= BRIEF =
Please retype every entry as written, and keep the pictures out.

= RECORDED INFORMATION =
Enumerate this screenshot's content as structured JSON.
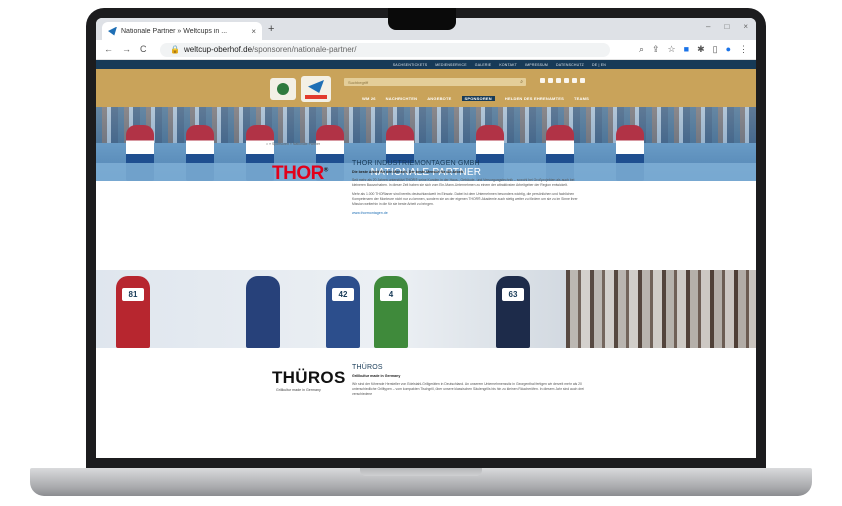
{
  "browser": {
    "tab_title": "Nationale Partner » Weltcups in ...",
    "tab_close": "×",
    "new_tab": "+",
    "nav": {
      "back": "←",
      "forward": "→",
      "reload": "C"
    },
    "url_host": "weltcup-oberhof.de",
    "url_path": "/sponsoren/nationale-partner/",
    "window_controls": {
      "minimize": "–",
      "maximize": "□",
      "close": "×"
    }
  },
  "site": {
    "topbar_links": [
      "SACHSENTICKETS",
      "MEDIENSERVICE",
      "GALERIE",
      "KONTAKT",
      "IMPRESSUM",
      "DATENSCHUTZ",
      "DE | EN"
    ],
    "search_placeholder": "Suchbegriff",
    "menu": [
      "WM 26",
      "NACHRICHTEN",
      "ANGEBOTE",
      "SPONSOREN",
      "HELDEN DES EHRENAMTES",
      "TEAMS"
    ],
    "menu_active_index": 3,
    "hero_title": "NATIONALE PARTNER",
    "breadcrumb": "⌂ » Sponsoren » Nationale Partner",
    "partners": [
      {
        "logo_text": "THOR",
        "title": "THOR INDUSTRIEMONTAGEN GMBH",
        "subtitle": "Die beste Arbeit für den Mensch. Der beste Mensch für die Arbeit.",
        "body1": "Seit mehr als 20 Jahren unterstützt THOR® seine Kunden in der Haus-, Gebäude- und Versorgungstechnik – sowohl bei Großprojekten als auch bei kleineren Bauvorhaben. In dieser Zeit haben sie sich vom Ein-Mann-Unternehmen zu einem der attraktivsten Arbeitgeber der Region entwickelt.",
        "body2": "Mehr als 1.000 THORianer sind bereits deutschlandweit im Einsatz. Dabei ist dem Unternehmen besonders wichtig, die persönlichen und fachlichen Kompetenzen der Monteure nicht nur zu kennen, sondern sie an der eigenen THOR®-Akademie auch stetig weiter zu fördern um sie zu im Sinne ihrer Mission weiterhin in die für sie beste Arbeit zu bringen.",
        "link": "www.thormontagen.de"
      },
      {
        "logo_text": "THÜROS",
        "logo_tagline": "Grillkultur made in Germany",
        "title": "THÜROS",
        "subtitle": "Grillkultur made in Germany",
        "body1": "Wir sind der führende Hersteller von Edelstahl-Grillgeräten in Deutschland. An unserem Unternehmenssitz in Georgenthal fertigen wir derzeit mehr als 20 unterschiedliche Grilltypen – vom kompakten Tischgrill, über unsere klassischen Säulengrills bis hin zu kleinen Räucheröfen. In diesem Jahr sind auch drei verschiedene"
      }
    ],
    "band_bibs": [
      "81",
      "42",
      "4",
      "63"
    ]
  },
  "colors": {
    "navy": "#173a57",
    "gold": "#c9a35a",
    "thor_red": "#e2001a"
  }
}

= SOLUTION FOR THIS PROBLEM =
Enumerate this screenshot's content as structured JSON.
{
  "browser": {
    "tab_title": "Nationale Partner » Weltcups in ...",
    "tab_close": "×",
    "new_tab": "+",
    "nav": {
      "back": "←",
      "forward": "→",
      "reload": "C"
    },
    "url_host": "weltcup-oberhof.de",
    "url_path": "/sponsoren/nationale-partner/",
    "window_controls": {
      "minimize": "–",
      "maximize": "□",
      "close": "×"
    }
  },
  "site": {
    "topbar_links": [
      "SACHSENTICKETS",
      "MEDIENSERVICE",
      "GALERIE",
      "KONTAKT",
      "IMPRESSUM",
      "DATENSCHUTZ",
      "DE | EN"
    ],
    "search_placeholder": "Suchbegriff",
    "menu": [
      "WM 26",
      "NACHRICHTEN",
      "ANGEBOTE",
      "SPONSOREN",
      "HELDEN DES EHRENAMTES",
      "TEAMS"
    ],
    "menu_active_index": 3,
    "hero_title": "NATIONALE PARTNER",
    "breadcrumb": "⌂ » Sponsoren » Nationale Partner",
    "partners": [
      {
        "logo_text": "THOR",
        "title": "THOR INDUSTRIEMONTAGEN GMBH",
        "subtitle": "Die beste Arbeit für den Mensch. Der beste Mensch für die Arbeit.",
        "body1": "Seit mehr als 20 Jahren unterstützt THOR® seine Kunden in der Haus-, Gebäude- und Versorgungstechnik – sowohl bei Großprojekten als auch bei kleineren Bauvorhaben. In dieser Zeit haben sie sich vom Ein-Mann-Unternehmen zu einem der attraktivsten Arbeitgeber der Region entwickelt.",
        "body2": "Mehr als 1.000 THORianer sind bereits deutschlandweit im Einsatz. Dabei ist dem Unternehmen besonders wichtig, die persönlichen und fachlichen Kompetenzen der Monteure nicht nur zu kennen, sondern sie an der eigenen THOR®-Akademie auch stetig weiter zu fördern um sie zu im Sinne ihrer Mission weiterhin in die für sie beste Arbeit zu bringen.",
        "link": "www.thormontagen.de"
      },
      {
        "logo_text": "THÜROS",
        "logo_tagline": "Grillkultur made in Germany",
        "title": "THÜROS",
        "subtitle": "Grillkultur made in Germany",
        "body1": "Wir sind der führende Hersteller von Edelstahl-Grillgeräten in Deutschland. An unserem Unternehmenssitz in Georgenthal fertigen wir derzeit mehr als 20 unterschiedliche Grilltypen – vom kompakten Tischgrill, über unsere klassischen Säulengrills bis hin zu kleinen Räucheröfen. In diesem Jahr sind auch drei verschiedene"
      }
    ],
    "band_bibs": [
      "81",
      "42",
      "4",
      "63"
    ]
  },
  "colors": {
    "navy": "#173a57",
    "gold": "#c9a35a",
    "thor_red": "#e2001a"
  }
}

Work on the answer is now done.